[Interface dataset entries]
-=-=-

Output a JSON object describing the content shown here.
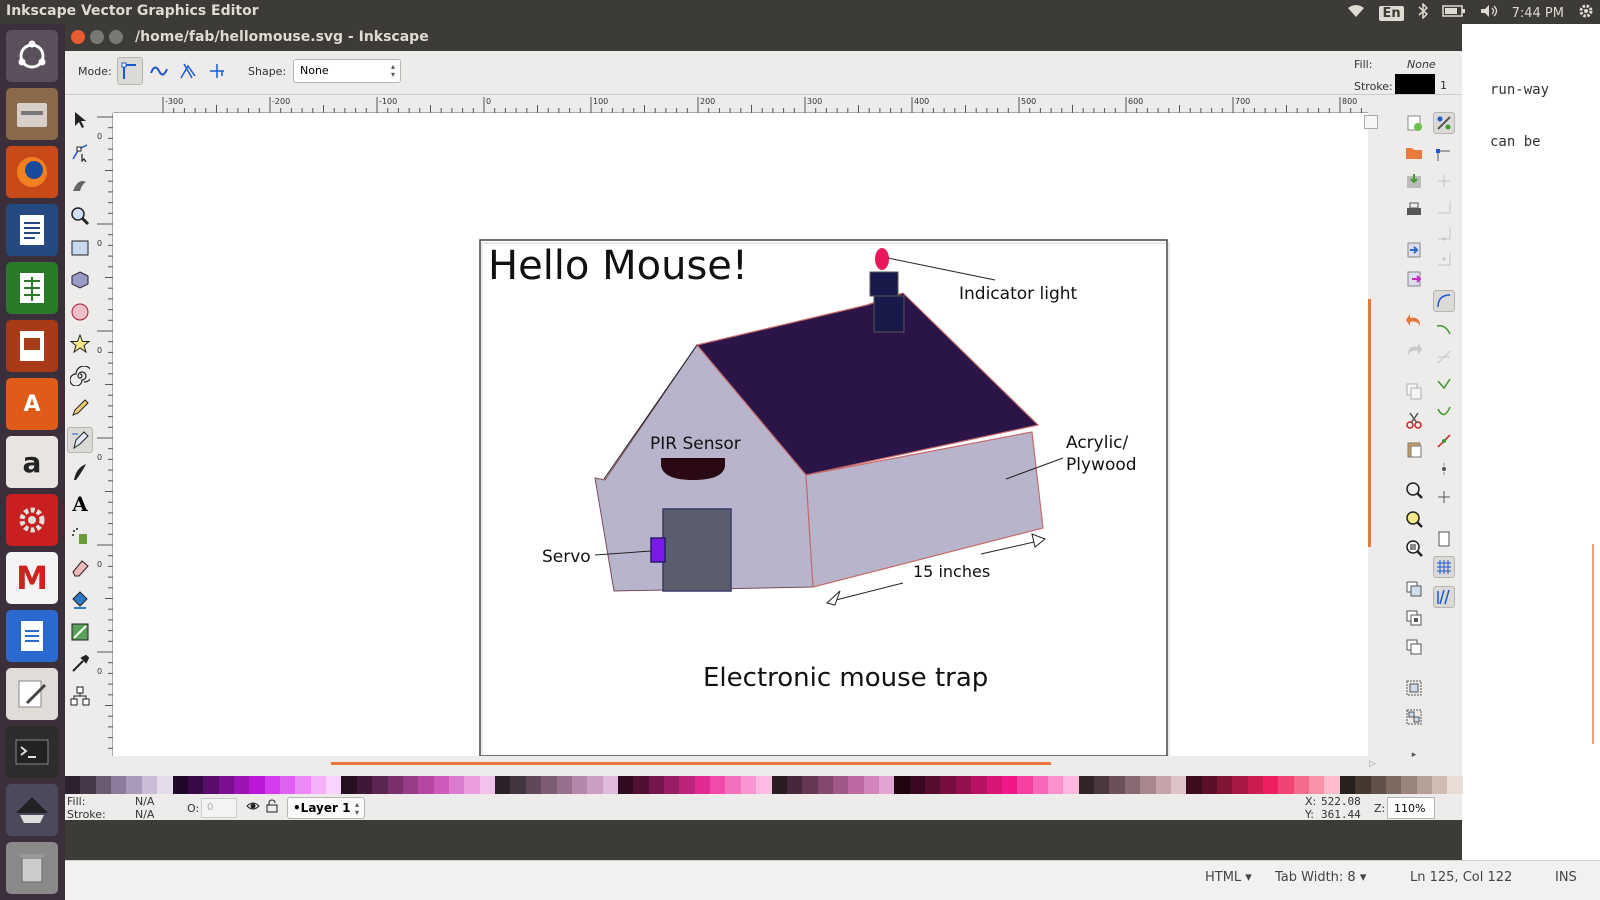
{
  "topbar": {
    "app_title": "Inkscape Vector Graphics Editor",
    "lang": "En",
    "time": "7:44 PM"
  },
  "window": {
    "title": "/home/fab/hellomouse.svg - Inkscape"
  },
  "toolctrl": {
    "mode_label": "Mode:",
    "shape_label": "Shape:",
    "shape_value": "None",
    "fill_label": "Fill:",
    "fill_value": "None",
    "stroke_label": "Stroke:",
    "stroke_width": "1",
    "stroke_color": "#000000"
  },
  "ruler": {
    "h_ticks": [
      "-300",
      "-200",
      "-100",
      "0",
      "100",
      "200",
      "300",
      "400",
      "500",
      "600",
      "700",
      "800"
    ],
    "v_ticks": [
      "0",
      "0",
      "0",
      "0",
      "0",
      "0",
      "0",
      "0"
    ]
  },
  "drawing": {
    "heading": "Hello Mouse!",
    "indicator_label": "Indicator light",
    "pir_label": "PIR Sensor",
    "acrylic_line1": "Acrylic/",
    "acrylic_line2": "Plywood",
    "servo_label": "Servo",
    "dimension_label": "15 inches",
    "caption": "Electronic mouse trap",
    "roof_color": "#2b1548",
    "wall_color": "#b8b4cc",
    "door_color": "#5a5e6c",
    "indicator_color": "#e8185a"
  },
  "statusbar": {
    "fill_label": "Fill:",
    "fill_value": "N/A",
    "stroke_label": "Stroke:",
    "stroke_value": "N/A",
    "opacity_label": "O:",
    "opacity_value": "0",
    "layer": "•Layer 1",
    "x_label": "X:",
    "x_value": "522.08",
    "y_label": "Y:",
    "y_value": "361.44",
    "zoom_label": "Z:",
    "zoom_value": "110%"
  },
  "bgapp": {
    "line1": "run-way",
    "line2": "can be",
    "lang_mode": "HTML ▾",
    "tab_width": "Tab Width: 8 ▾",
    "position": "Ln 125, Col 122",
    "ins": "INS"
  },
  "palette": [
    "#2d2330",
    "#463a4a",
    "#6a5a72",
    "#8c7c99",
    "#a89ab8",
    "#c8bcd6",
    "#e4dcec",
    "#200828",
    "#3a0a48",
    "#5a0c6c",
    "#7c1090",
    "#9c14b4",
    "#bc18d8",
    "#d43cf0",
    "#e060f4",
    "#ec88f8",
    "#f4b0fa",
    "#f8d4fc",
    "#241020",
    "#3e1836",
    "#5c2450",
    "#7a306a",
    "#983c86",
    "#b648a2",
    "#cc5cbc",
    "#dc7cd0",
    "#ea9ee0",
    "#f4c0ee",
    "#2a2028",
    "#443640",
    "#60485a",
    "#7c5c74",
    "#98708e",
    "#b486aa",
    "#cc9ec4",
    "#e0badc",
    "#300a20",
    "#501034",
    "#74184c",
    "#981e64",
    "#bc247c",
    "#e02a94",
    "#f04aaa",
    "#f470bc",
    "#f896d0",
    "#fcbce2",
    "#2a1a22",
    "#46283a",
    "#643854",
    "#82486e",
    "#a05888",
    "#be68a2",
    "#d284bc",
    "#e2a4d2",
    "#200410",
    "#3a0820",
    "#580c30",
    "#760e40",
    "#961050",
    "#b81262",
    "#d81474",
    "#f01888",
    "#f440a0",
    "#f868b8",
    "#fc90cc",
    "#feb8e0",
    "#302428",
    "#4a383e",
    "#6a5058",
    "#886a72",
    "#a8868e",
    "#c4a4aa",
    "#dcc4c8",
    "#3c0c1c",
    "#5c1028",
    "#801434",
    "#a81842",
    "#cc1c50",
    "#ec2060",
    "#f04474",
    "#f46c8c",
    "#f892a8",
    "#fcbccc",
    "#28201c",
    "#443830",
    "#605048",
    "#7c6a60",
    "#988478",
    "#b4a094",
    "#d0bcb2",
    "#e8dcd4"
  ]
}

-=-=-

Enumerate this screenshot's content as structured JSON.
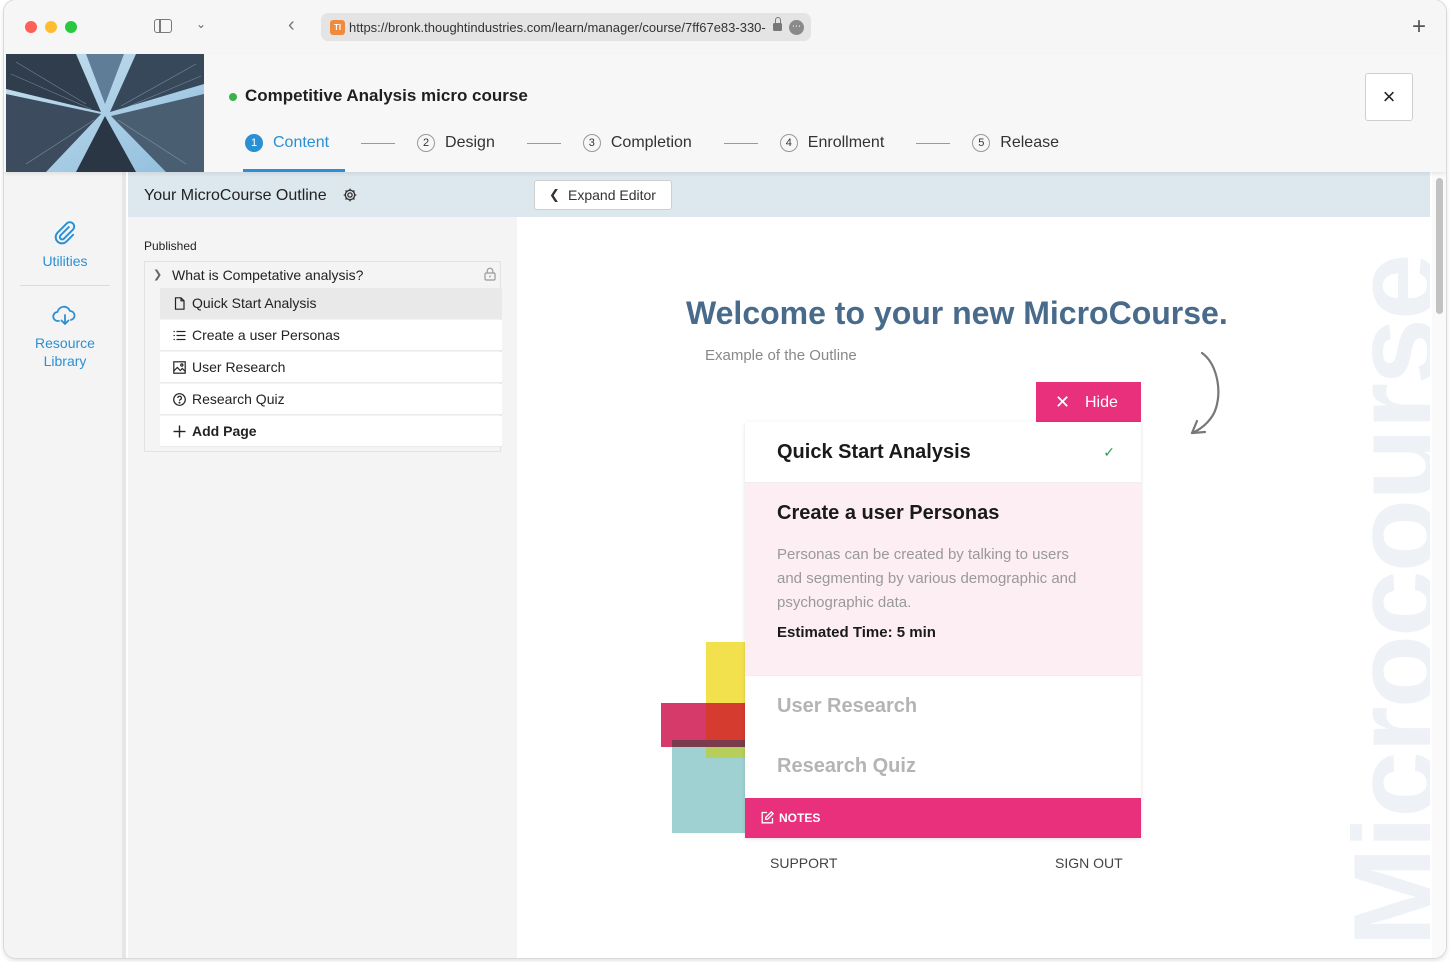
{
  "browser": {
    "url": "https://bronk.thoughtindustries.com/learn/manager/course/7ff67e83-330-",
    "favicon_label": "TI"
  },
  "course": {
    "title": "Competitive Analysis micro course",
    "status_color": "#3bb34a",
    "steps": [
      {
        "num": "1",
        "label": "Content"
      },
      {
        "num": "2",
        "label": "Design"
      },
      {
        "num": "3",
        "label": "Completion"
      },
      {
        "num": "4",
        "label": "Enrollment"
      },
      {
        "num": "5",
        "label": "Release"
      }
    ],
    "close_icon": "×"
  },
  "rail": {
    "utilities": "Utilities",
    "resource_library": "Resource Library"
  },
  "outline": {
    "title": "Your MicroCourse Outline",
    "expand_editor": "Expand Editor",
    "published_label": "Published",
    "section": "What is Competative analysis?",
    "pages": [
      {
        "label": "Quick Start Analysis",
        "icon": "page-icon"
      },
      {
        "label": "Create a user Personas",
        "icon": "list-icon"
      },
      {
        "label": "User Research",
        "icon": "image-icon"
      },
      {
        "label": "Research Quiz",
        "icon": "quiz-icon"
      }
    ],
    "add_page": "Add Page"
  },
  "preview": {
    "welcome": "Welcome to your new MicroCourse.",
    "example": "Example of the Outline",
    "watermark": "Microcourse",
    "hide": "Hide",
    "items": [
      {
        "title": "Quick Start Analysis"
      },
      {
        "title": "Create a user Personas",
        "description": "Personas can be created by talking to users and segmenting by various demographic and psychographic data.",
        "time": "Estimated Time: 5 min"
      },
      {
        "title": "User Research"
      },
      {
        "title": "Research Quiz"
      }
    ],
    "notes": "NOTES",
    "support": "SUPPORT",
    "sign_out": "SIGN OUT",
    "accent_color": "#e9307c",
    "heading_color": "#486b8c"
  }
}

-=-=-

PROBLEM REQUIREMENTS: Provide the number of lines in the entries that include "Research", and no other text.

EXERCISE RESULT: 4